The records below:

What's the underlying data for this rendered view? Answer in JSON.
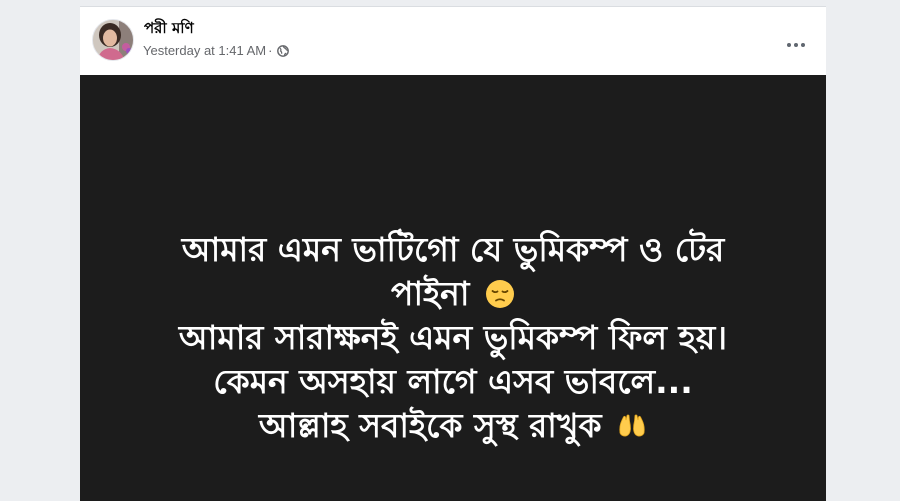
{
  "post": {
    "author_name": "পরী মণি",
    "timestamp": "Yesterday at 1:41 AM",
    "separator": "·",
    "privacy_icon": "globe-icon",
    "more_icon": "more-options-icon",
    "background_color": "#1c1c1c",
    "text_color": "#ffffff",
    "lines": {
      "line1": "আমার এমন ভাটিগো যে ভুমিকম্প ও টের",
      "line2": "পাইনা",
      "line2_emoji": "pensive-face-emoji",
      "line3": "আমার সারাক্ষনই এমন ভুমিকম্প ফিল হয়।",
      "line4": "কেমন অসহায় লাগে এসব ভাবলে...",
      "line5": "আল্লাহ সবাইকে সুস্থ রাখুক",
      "line5_emoji": "raising-hands-emoji"
    }
  }
}
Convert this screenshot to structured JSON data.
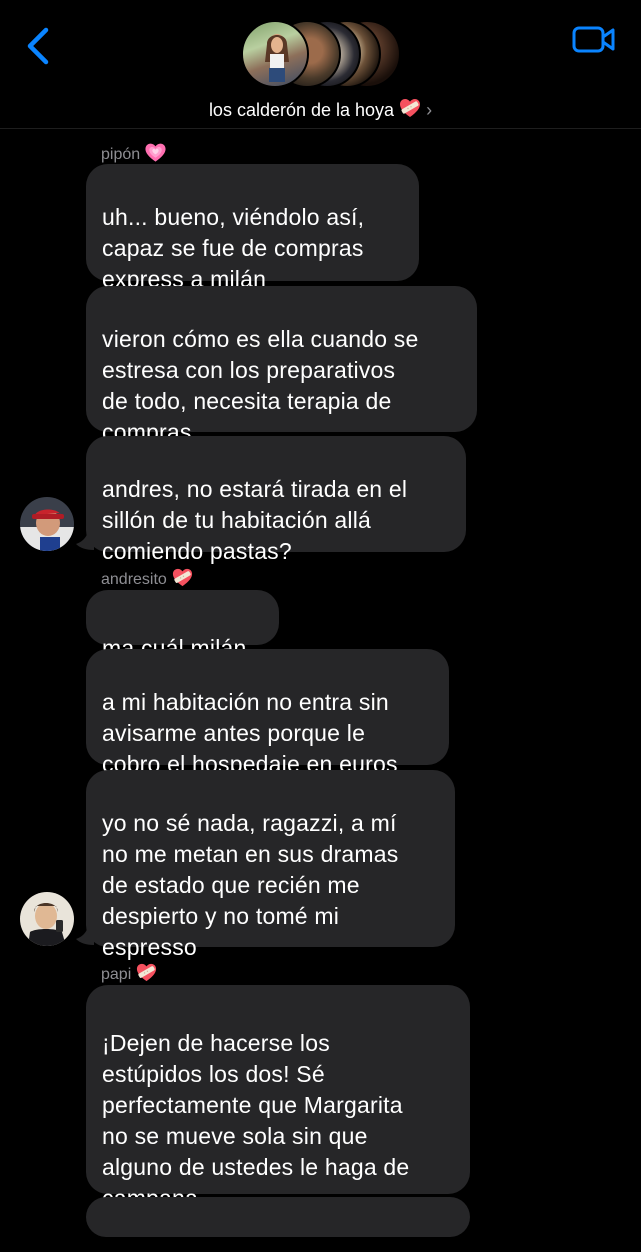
{
  "header": {
    "group_name": "los calderón de la hoya",
    "group_emoji": "heart-with-bandage",
    "back_icon": "chevron-left-icon",
    "video_icon": "video-camera-icon",
    "accent_color": "#0A84FF"
  },
  "colors": {
    "background": "#000000",
    "bubble": "#262628",
    "sender_name": "#8E8E93",
    "text": "#FFFFFF"
  },
  "messages": [
    {
      "sender": "pipón",
      "sender_emoji": "growing-heart",
      "bubbles": [
        "uh... bueno, viéndolo así,\ncapaz se fue de compras\nexpress a milán",
        "vieron cómo es ella cuando se\nestresa con los preparativos\nde todo, necesita terapia de\ncompras",
        "andres, no estará tirada en el\nsillón de tu habitación allá\ncomiendo pastas?"
      ]
    },
    {
      "sender": "andresito",
      "sender_emoji": "heart-with-bandage",
      "bubbles": [
        "ma cuál milán",
        "a mi habitación no entra sin\navisarme antes porque le\ncobro el hospedaje en euros",
        "yo no sé nada, ragazzi, a mí\nno me metan en sus dramas\nde estado que recién me\ndespierto y no tomé mi\nespresso"
      ]
    },
    {
      "sender": "papi",
      "sender_emoji": "heart-with-bandage",
      "bubbles": [
        "¡Dejen de hacerse los\nestúpidos los dos! Sé\nperfectamente que Margarita\nno se mueve sola sin que\nalguno de ustedes le haga de\ncampana"
      ]
    }
  ]
}
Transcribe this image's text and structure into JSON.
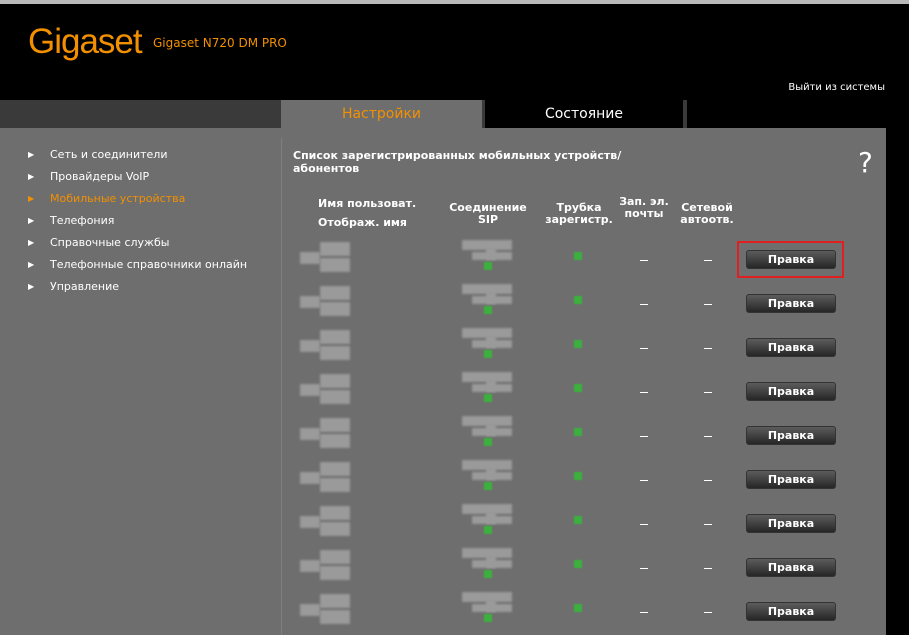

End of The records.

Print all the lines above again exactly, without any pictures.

What's the underlying data for this rendered view? Answer in JSON.
{
  "post": {
    "author_name": "পরী মণি",
    "timestamp": "Yesterday at 1:41 AM",
    "separator": "·",
    "privacy_icon": "globe-icon",
    "more_icon": "more-options-icon",
    "background_color": "#1c1c1c",
    "text_color": "#ffffff",
    "lines": {
      "line1": "আমার এমন ভাটিগো যে ভুমিকম্প ও টের",
      "line2": "পাইনা",
      "line2_emoji": "pensive-face-emoji",
      "line3": "আমার সারাক্ষনই এমন ভুমিকম্প ফিল হয়।",
      "line4": "কেমন অসহায় লাগে এসব ভাবলে...",
      "line5": "আল্লাহ সবাইকে সুস্থ রাখুক",
      "line5_emoji": "raising-hands-emoji"
    }
  }
}
Convert this screenshot to structured JSON data.
{
  "header": {
    "group_name": "los calderón de la hoya",
    "group_emoji": "heart-with-bandage",
    "back_icon": "chevron-left-icon",
    "video_icon": "video-camera-icon",
    "accent_color": "#0A84FF"
  },
  "colors": {
    "background": "#000000",
    "bubble": "#262628",
    "sender_name": "#8E8E93",
    "text": "#FFFFFF"
  },
  "messages": [
    {
      "sender": "pipón",
      "sender_emoji": "growing-heart",
      "bubbles": [
        "uh... bueno, viéndolo así,\ncapaz se fue de compras\nexpress a milán",
        "vieron cómo es ella cuando se\nestresa con los preparativos\nde todo, necesita terapia de\ncompras",
        "andres, no estará tirada en el\nsillón de tu habitación allá\ncomiendo pastas?"
      ]
    },
    {
      "sender": "andresito",
      "sender_emoji": "heart-with-bandage",
      "bubbles": [
        "ma cuál milán",
        "a mi habitación no entra sin\navisarme antes porque le\ncobro el hospedaje en euros",
        "yo no sé nada, ragazzi, a mí\nno me metan en sus dramas\nde estado que recién me\ndespierto y no tomé mi\nespresso"
      ]
    },
    {
      "sender": "papi",
      "sender_emoji": "heart-with-bandage",
      "bubbles": [
        "¡Dejen de hacerse los\nestúpidos los dos! Sé\nperfectamente que Margarita\nno se mueve sola sin que\nalguno de ustedes le haga de\ncampana"
      ]
    }
  ]
}
Transcribe this image's text and structure into JSON.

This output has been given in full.